She outlined 12 negotiating priorities, including limiting immigration, exiting jurisdiction of the European Court of Justice, and ending full membership of the customs union that sets external tariffs for goods imported into the bloc.
Full membership in the customs union prevented Britain making its own trade deals, May said, but she still wanted a deal to keep trade with Europe as “frictionless as possible”.
WATCH: Brexit aftershock shock reaches far and wide
Britain will trigger the formal Brexit talks by the end of March, ushering in a two-year period of talks. May said she wanted the terms of Britain’s exit to be agreed within those two years, with new rules implemented gradually where necessary.
“It is in no one’s interests for there to be a cliff-edge for business or a threat to stability, as we change from our existing relationship to a new partnership with the EU,” May said.
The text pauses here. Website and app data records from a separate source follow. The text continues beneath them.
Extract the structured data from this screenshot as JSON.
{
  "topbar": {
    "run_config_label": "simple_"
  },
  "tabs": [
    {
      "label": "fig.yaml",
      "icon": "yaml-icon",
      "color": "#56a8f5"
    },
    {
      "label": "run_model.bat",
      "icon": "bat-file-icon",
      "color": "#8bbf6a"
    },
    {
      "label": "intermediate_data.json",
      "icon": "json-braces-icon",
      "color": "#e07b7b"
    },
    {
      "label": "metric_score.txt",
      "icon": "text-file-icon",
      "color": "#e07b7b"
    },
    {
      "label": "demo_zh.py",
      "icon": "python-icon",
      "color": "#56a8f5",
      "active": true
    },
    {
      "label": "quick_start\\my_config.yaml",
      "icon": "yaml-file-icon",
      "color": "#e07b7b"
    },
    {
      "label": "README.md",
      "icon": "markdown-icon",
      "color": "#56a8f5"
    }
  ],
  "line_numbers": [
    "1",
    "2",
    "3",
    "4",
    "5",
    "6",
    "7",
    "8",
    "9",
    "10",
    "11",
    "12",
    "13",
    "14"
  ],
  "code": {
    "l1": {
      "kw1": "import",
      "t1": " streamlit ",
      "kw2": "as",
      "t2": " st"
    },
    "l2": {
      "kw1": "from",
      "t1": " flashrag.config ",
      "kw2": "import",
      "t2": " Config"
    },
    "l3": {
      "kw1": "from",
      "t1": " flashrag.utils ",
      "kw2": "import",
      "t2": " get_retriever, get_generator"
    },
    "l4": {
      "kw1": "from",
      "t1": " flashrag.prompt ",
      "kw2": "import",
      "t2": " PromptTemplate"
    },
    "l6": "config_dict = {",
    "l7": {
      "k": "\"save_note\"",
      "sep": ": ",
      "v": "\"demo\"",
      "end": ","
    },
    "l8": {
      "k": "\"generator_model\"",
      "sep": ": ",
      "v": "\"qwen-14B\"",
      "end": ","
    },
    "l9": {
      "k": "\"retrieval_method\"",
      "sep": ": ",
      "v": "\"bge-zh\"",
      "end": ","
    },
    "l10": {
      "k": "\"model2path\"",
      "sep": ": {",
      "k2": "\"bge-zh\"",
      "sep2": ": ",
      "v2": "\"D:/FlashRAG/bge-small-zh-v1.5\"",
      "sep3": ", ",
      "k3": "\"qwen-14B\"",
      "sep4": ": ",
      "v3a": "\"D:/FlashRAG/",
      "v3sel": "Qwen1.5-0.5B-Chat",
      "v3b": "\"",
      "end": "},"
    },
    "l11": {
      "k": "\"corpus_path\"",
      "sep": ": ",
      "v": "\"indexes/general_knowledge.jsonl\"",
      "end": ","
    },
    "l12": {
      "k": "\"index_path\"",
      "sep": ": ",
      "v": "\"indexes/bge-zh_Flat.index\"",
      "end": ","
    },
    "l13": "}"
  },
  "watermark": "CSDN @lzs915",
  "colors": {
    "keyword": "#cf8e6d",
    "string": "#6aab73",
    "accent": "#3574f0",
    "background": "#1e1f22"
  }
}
“We will seek to avoid a disruptive cliff-edge, and we will do everything we can to phase in the new arrangements we require as Britain and the EU move towards our new partnership.”
May delivered the most important address of her half year in power at Lancaster House, a stately government-owned mansion in central London where former Prime Minister Margaret Thatcher, set out British support for the single market in 1988.
Setting a firm tone for negotiations, May announced that Britain would exit the EU with no trade deal at all if it was not satisfied with what was on offer. “No deal for Britain is better than a bad deal for Britain,” May said.
She also hinted that Britain could use tax breaks as a way to fight back to keep businesses, if the EU insisted on punitive tariffs: Britain would have the freedom to set competitive tax rates to attract global companies and investors, she said.
How are world leaders reacting?
German Foreign Minister Frank-Walter Steinmeier welcomed May’s speech but said that negotiations could only begin when Britain gave formal notification under Article 50 of the EU’s Lisbon Treaty. The British Supreme Court is due to rule this month on whether May can trigger Article 50 without approval from parliament.
Her speech comes as Northern Ireland, the part of the UK most exposed to Brexit due to its land border with the Irish Republic, faces political paralysis after the collapse of a government that shared power between Catholics and Protestants. One of May’s principles was “strengthening the union”, she said, adding she hoped for a spirit of unity in Northern Ireland.
May also faces difficulty winning support in Scotland, where voters strongly favoured staying in the EU just two years after they rejected independence from Britain.
U.S. President-elect Donald Trump has said that Brexit will turn out to be a great thing and other countries would follow Britain out of the European Union. He promised to strike a swift bilateral trade deal with the United Kingdom.
May mentioned Trump, saying that it was clear Britain was now at “the front of the line” for a trade deal with the United States. Outgoing President Barack Obama had urged Britain to stay in the EU, warning before the referendum that outside the bloc it would be at the “back of the queue” for a trade deal.
(Editing by Michael Holden, Guy Faulconbridge and Peter Graff)